This semester at Utah Valley University, I'm taking a class called "Analysis of Programming Languages" from Dr. Charles Knutson (check out his YouTube channel). He's by far the best professor I've had here so far while pursuing my CS degree. Part of what makes him so great for me is that he loves programming languages, which gave me more motivation to learn new things about Rust and report back after class to him about cool things I learned. Mostly because I finally had someone IRL who cares enough about programming languages to actually get the hype that I have for it.
He has also been really good at explaining paradigm concepts. I feel like I've known about these concepts to some degree, but in a way where I didn't think about it. These ideas were always just under the surface for me, like I'd heard of Object Oriented and Functional programming, but I didn't realize how deep those ideas ran. I also didn't know about how iterative programming is not directly a part of object oriented programming, but it's usually included. And, there were things I'd never heard about before, like logical programming (for example, with Prolog).
Because I've felt like he's so good at explaining things for me, I thought I'd share some of the things I've learned here.
Essentially what this means is that treating any language as the "one true religion" leads you to make poor decisions and be stuck in one way of doing things. It's like going into your toolbox and it only having dozens of flat-head screwdrivers because you figured out how to do everything you want to do with it, even when a hammer or wrench would be a significantly better choice.
This isn't to say that having a favorite language is bad. My favorite language to program in is Rust, but that doesn't mean I'm going to try and make everything in Rust when there is a language out there for the job that doesn't suck and is better suited to the use case.
One way Dr. K illustrated this is by showing the class a simple factorial program. In C, it works fine, it was a run of the mill factorial program. Then he showed us how to do it in SML, looked great, it was functional, and looked nice. Then he showed us how to calculate a factorial in Prolog. That language apparently isn't meant for that kind of program (at least the way he showed us). The takeaway for this was that just because you can do something in a language doesn't mean you should.
This was a really fun one that we talked about. Recursion is definitely a part of functional programming, and the best way I remember Dr. K explaining it is something like this:
Let's count the people in the class. Our function, which is me, goes to this desk and asks "How many people are in the class?" and they say, "Me plus everyone else" and then they turn around, and asks the next student the same question, and they get the same response. This will continue until the end, and then when the last person turns around, they'll see no one there.
everyone_elseevaluates to 0, so the last student comes back and answers "1 +
everyone_else= 0" which is 1. then it goes back up with each student replying to the next one up the line with "1 +
everyone_else" and we get the actual number of the students in the class.

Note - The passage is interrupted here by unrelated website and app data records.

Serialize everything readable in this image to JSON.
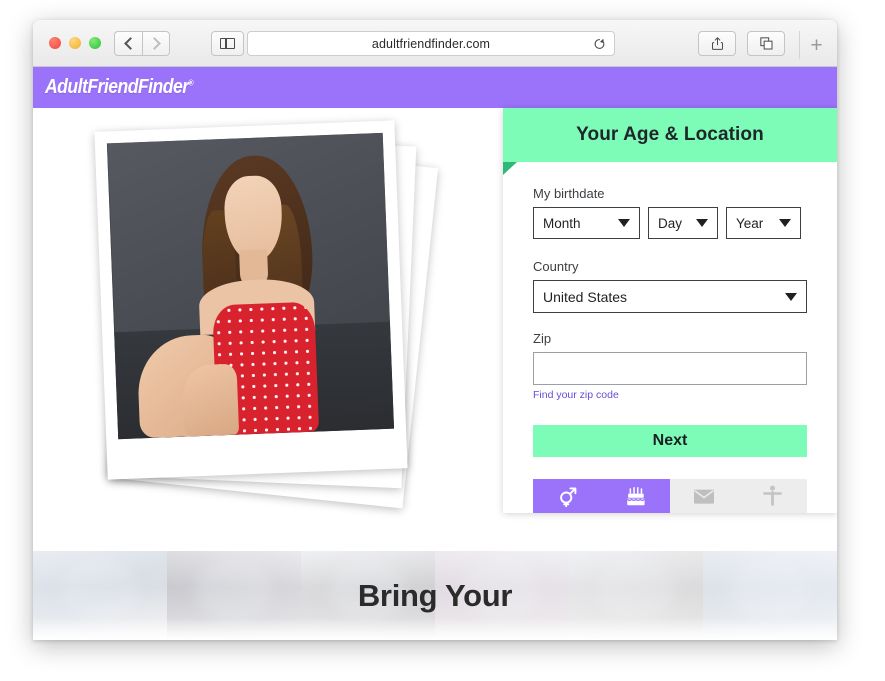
{
  "browser": {
    "url": "adultfriendfinder.com",
    "back_label": "Back",
    "forward_label": "Forward",
    "sidebar_label": "Show Sidebar",
    "reload_label": "Reload",
    "share_label": "Share",
    "tabs_label": "Show Tab Overview",
    "new_tab_label": "+"
  },
  "site": {
    "logo_text": "AdultFriendFinder",
    "logo_mark": "®",
    "header_color": "#9b72fa"
  },
  "panel": {
    "title": "Your Age & Location",
    "accent_color": "#7dfcb8",
    "birthdate": {
      "label": "My birthdate",
      "month": "Month",
      "day": "Day",
      "year": "Year"
    },
    "country": {
      "label": "Country",
      "value": "United States"
    },
    "zip": {
      "label": "Zip",
      "value": "",
      "placeholder": "",
      "help_link": "Find your zip code"
    },
    "next_label": "Next",
    "steps": [
      {
        "icon": "gender-icon",
        "name": "gender",
        "active": true
      },
      {
        "icon": "birthday-cake-icon",
        "name": "age",
        "active": true
      },
      {
        "icon": "envelope-icon",
        "name": "email",
        "active": false
      },
      {
        "icon": "body-type-icon",
        "name": "appearance",
        "active": false
      }
    ]
  },
  "banner": {
    "heading": "Bring Your"
  }
}
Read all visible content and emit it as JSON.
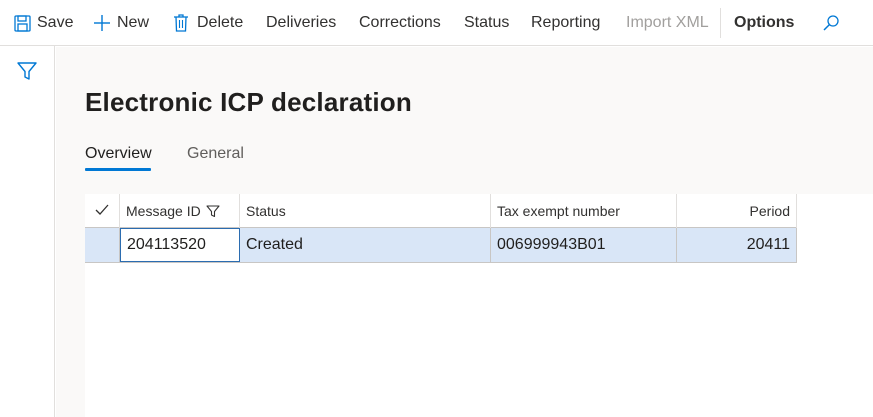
{
  "toolbar": {
    "save_label": "Save",
    "new_label": "New",
    "delete_label": "Delete",
    "deliveries_label": "Deliveries",
    "corrections_label": "Corrections",
    "status_label": "Status",
    "reporting_label": "Reporting",
    "import_xml_label": "Import XML",
    "options_label": "Options"
  },
  "page": {
    "title": "Electronic ICP declaration",
    "tabs": [
      {
        "label": "Overview"
      },
      {
        "label": "General"
      }
    ]
  },
  "grid": {
    "columns": [
      {
        "label": "Message ID"
      },
      {
        "label": "Status"
      },
      {
        "label": "Tax exempt number"
      },
      {
        "label": "Period"
      }
    ],
    "rows": [
      {
        "message_id": "204113520",
        "status": "Created",
        "tax_exempt_number": "006999943B01",
        "period": "20411"
      }
    ]
  },
  "colors": {
    "accent": "#0078d4",
    "selected_row": "#d9e6f7",
    "content_background": "#faf9f8",
    "disabled_text": "#a19f9d"
  }
}
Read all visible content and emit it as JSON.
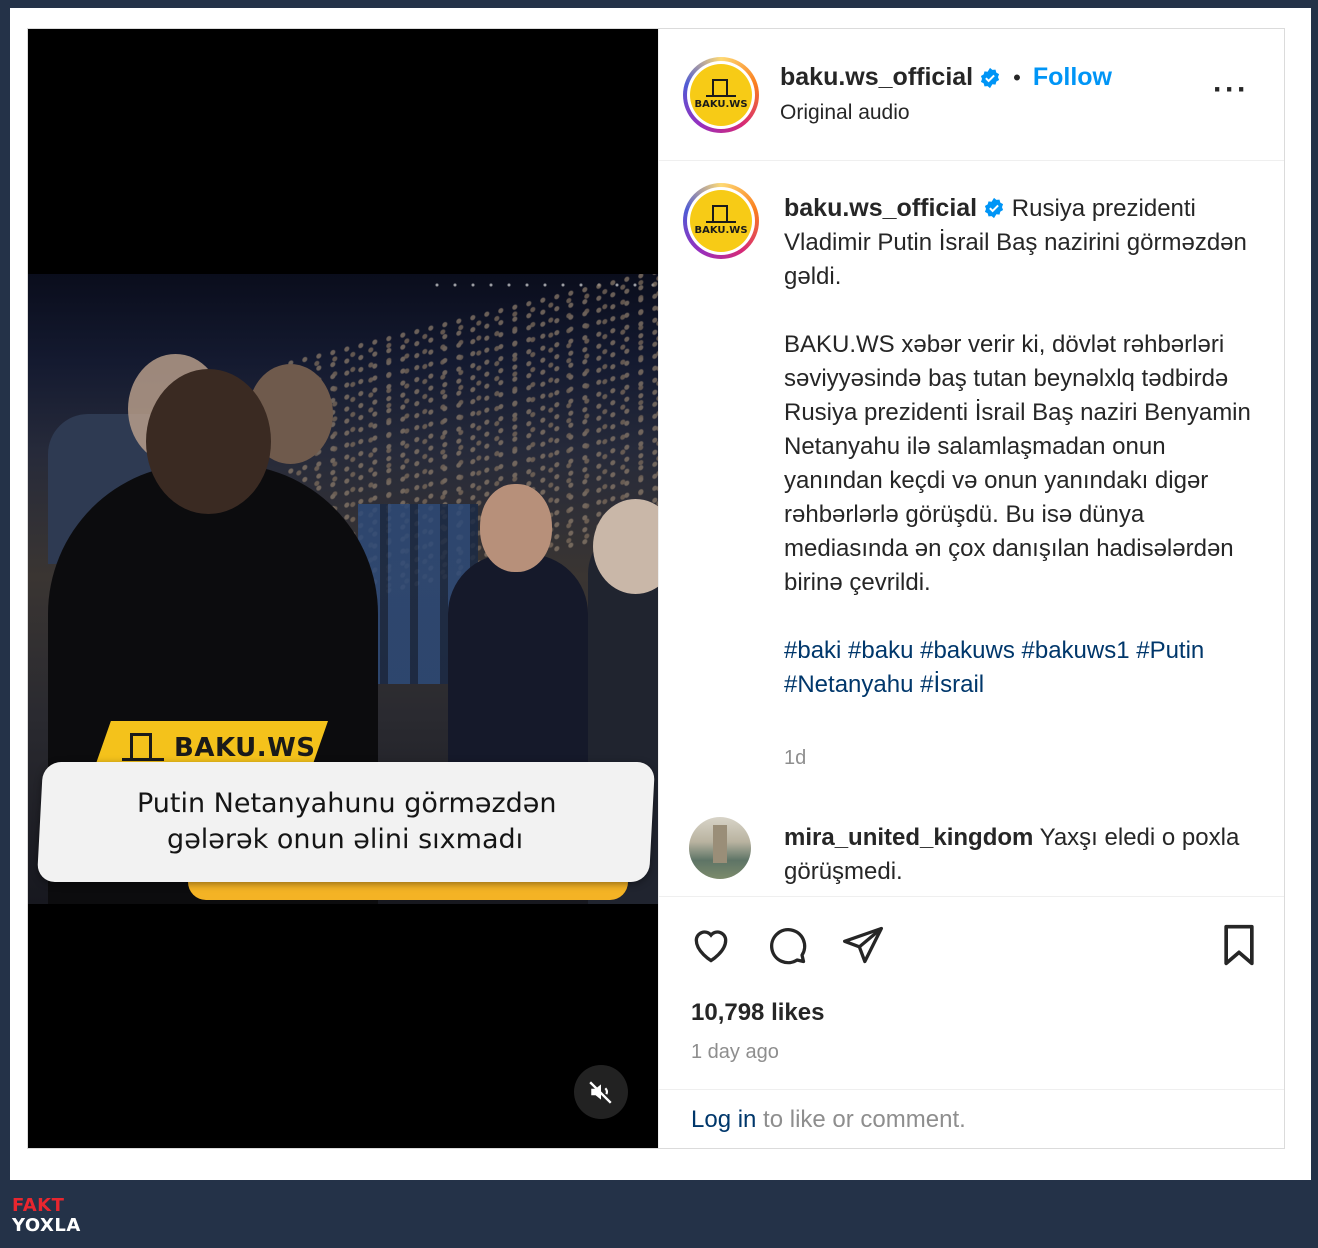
{
  "post": {
    "author": {
      "username": "baku.ws_official",
      "avatar_text": "BAKU.WS",
      "verified": true,
      "follow_label": "Follow",
      "separator": "•",
      "audio_label": "Original audio"
    },
    "media": {
      "brand_tag": "BAKU.WS",
      "caption_line1": "Putin Netanyahunu görməzdən",
      "caption_line2": "gələrək onun əlini sıxmadı",
      "mute_icon": "speaker-muted-icon"
    },
    "caption": {
      "username": "baku.ws_official",
      "paragraph1": "Rusiya prezidenti Vladimir Putin İsrail Baş nazirini görməzdən gəldi.",
      "paragraph2": "BAKU.WS xəbər verir ki, dövlət rəhbərləri səviyyəsində baş tutan beynəlxlq tədbirdə Rusiya prezidenti İsrail Baş naziri Benyamin Netanyahu ilə salamlaşmadan onun yanından keçdi və onun yanındakı digər rəhbərlərlə görüşdü. Bu isə dünya mediasında ən çox danışılan hadisələrdən birinə çevrildi.",
      "hashtags": "#baki #baku #bakuws #bakuws1 #Putin #Netanyahu #İsrail",
      "timestamp": "1d"
    },
    "comment": {
      "username": "mira_united_kingdom",
      "text": "Yaxşı eledi o poxla görüşmedi."
    },
    "actions": {
      "like_icon": "heart-icon",
      "comment_icon": "comment-bubble-icon",
      "share_icon": "paper-plane-icon",
      "save_icon": "bookmark-icon"
    },
    "likes": "10,798 likes",
    "posted_ago": "1 day ago",
    "login": {
      "link": "Log in",
      "rest": " to like or comment."
    }
  },
  "watermark": {
    "line1": "FAKT",
    "line2": "YOXLA"
  },
  "colors": {
    "background": "#243248",
    "link_blue": "#0095f6",
    "hashtag_blue": "#00376b",
    "brand_yellow": "#f4c21b",
    "watermark_red": "#e8262f"
  }
}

Now, Functional programming isn't limited to this. It comes with other nice features, but it's more of a philosophy than it is a set of language features. It's more of the idea that everything is an expression. Pattern matching is usually an expression, recursion is a kind of expression. Basically, the things that go into your expression are things that need to be evaluated and solved more like a math problem than like an imperative program.
That's all I've got for now. Midterms are coming up soon, so I'll probably have more to share by the end of the semester. I definitely am not avoiding studying and homework by writing this.